Vancouver and British Columbia from an English Perspective
Never having been out of Europe, I viewed the attendance of a friends wedding, who had emigrated to Vancouver, with a certain amount of trepidation. Not just the insane flight times but the insistence the Canadians cling to for tolerating unnecessarily large wildlife.
Canadians in General
It's a stereotype, I guess, but it seemed like Canadians (well British Columbians) are very friendly. This isn't something that sits well with your average Englishman, it makes us nervous. We have superficially friendly people in England but they're often more transmit than receive. you could wander off mid sentence and they wouldn't notice. The Canadians we met, especially out and about came across as having a genuine interest in others - possibly to keep you distracted while a bear creeps up behind you.
Arriving on a sunny September day when we decided to go for a few beers around English Bay. To ensure Karma is evenly distributed they make all the attractive girls in Vancouver work in the bars, I can only assume the lawyers and doctors there are ugly.
The first morning the groom decided that a gentle hike would sort our jet lag out.
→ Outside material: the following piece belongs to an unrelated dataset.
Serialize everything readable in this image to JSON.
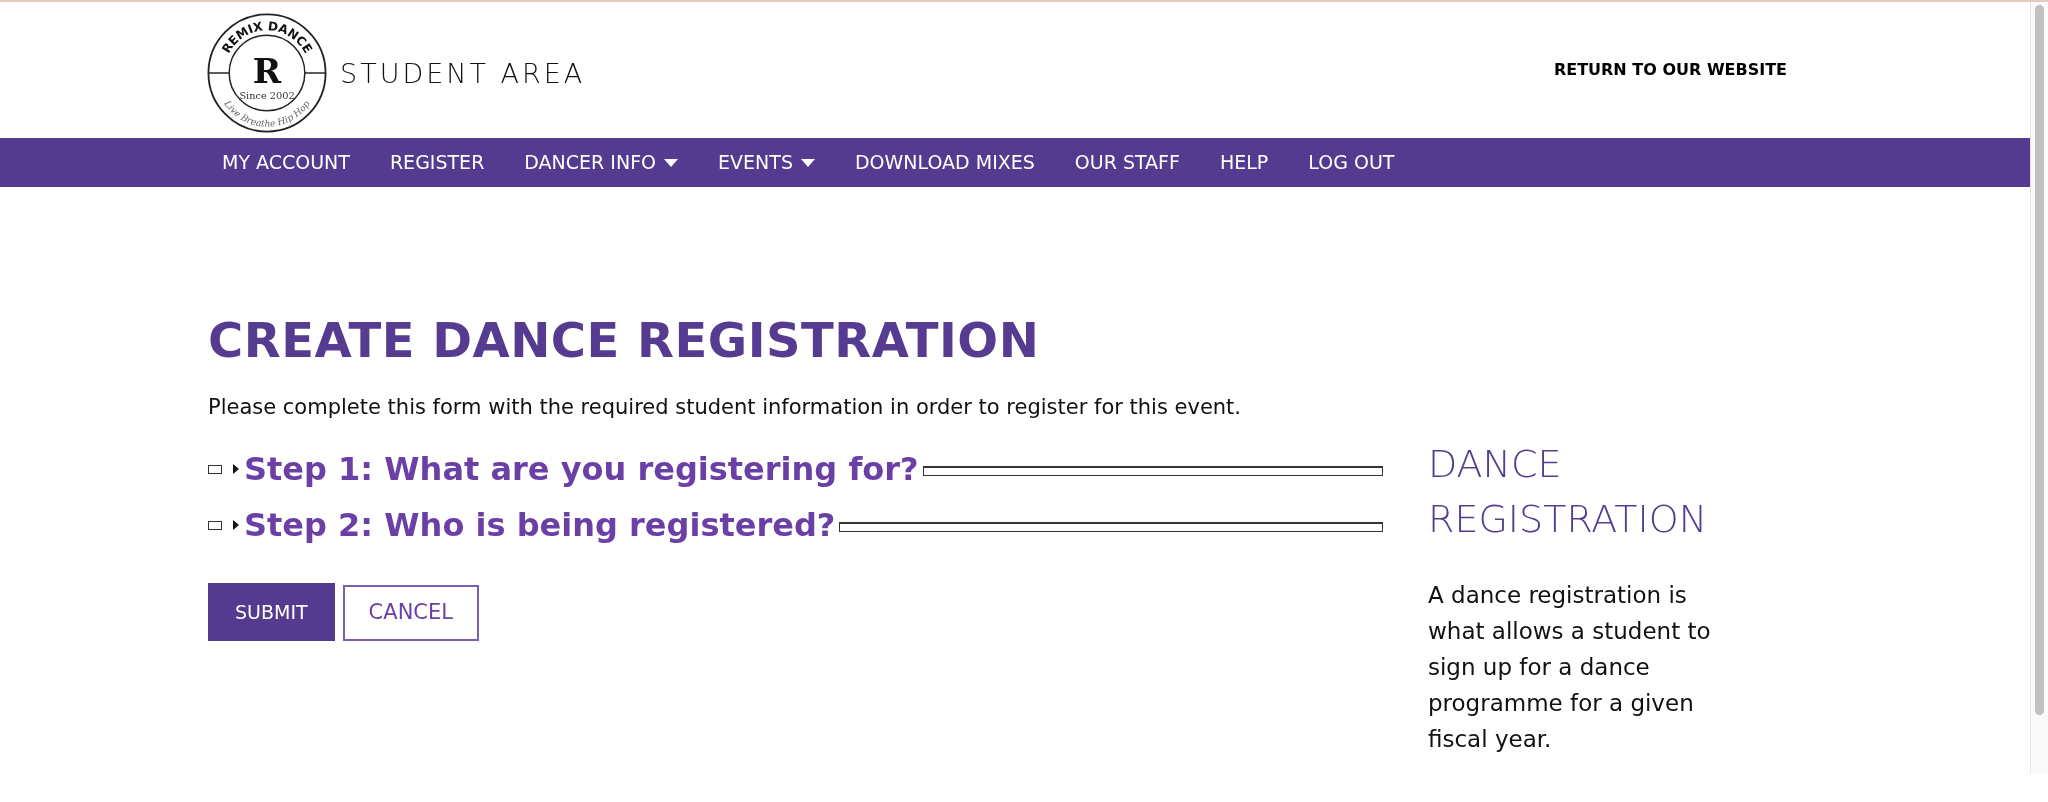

To the layman especially a lazy, middle aged non-hiking layman a gentle hike would go across meadows, along babbling brooks and, at a push, near rolling hills it certainly wouldn't be anywhere that had the word Mount in the name. So we parked at the base station of Mount Seymore at around 6am. This was, as I discovered later, a sedate introduction into what would go on to be dubbed "The Boot Camp".
Bear count: Nil.
The Grouse Grind
In England if anyone found a set of stairs 2 miles long it would be given the respect it deserves and nobody would go anywhere near it. In Vancouver someone found one and instead of doing the sensible thing and fencing it off they walk and sometimes run up it for fun. It was sold to me as a 45 minute walk up an incline similar in elevation to the Mount Seymore hike, just a bit shorter, after successfully negotiating the previous day I was a bit disappointed by the use of the word "shorter", I needn't have been.
After an eternity of climbing I saw a sign ahead. I optimistically hoped for "Nearly there" and the realistic part of me prepared for the disappointment of "1/2 way". It said "1/4", I nearly cried. Anyway by a process of shame, denial and a race with an eighty year old Japanese gentleman I made it to the top, I beat his wrinkly ass btw.
Bear count: Nil
As it turned out the other 2 exertions were just a prelude, an initiation test if you like, to the main event. an 11km/7mile hike up into the mountains with 30kg/70lb on my back. I felt we had been riding our luck a bit bearwise so I argued for pepperspray, handguns, chainsaws and bear-wrestling hired help but no one agreed so I made my own bearstick out of a 4ft long, 4 inch thick tree branch sharpened to a point. My intention was, if accosted by a bear, to stab it in the face with my bearstick or more realistically fling the bearstick in the opposite direction in the hope that the bear liked the look of it and go after that instead as I figured that stabbing a bear in the face might annoy it.
Anyway we set off and after about half an hour the first of our party lagged behind, that was OK he'll draw the bears away. After another 1/2 hour I lagged behind but that was OK too because I had the guy behind as bear fodder and the main group ahead to flush 'em out, they would have to broadside me if they wanted me so I waved my bearstick defiantly.
I continued my solitary trek through the pleasant pine forest with the sun now dappling the hillside. Tame birds and chipmunks fed from my hands, I resisted the urge to stab them in the face as I fancied my chances if it came to a fistfight. The climb levelled a bit and I passed small waterfalls and crossed bridges over clear streams. All at once I turned a corner and suddenly it all made sense, all the blisters and aching joints, I saw the view you can see in the first picture below and thought to myself "oh yeah, get it now".
The lakes up there have a fine particle called glacial flour that is so fine it is suspended in the water giving a sensational blue hue that my phone camera has not done justice to. We camped around the lake for a couple of nights, swimming in the lake, seeing the Milky Way and resting for the second leg of our trip when we would be moving base to Whistler for the actual wedding but that's another story. Maybe I'll do a sequel hub if people like this one.
Bear count: nil.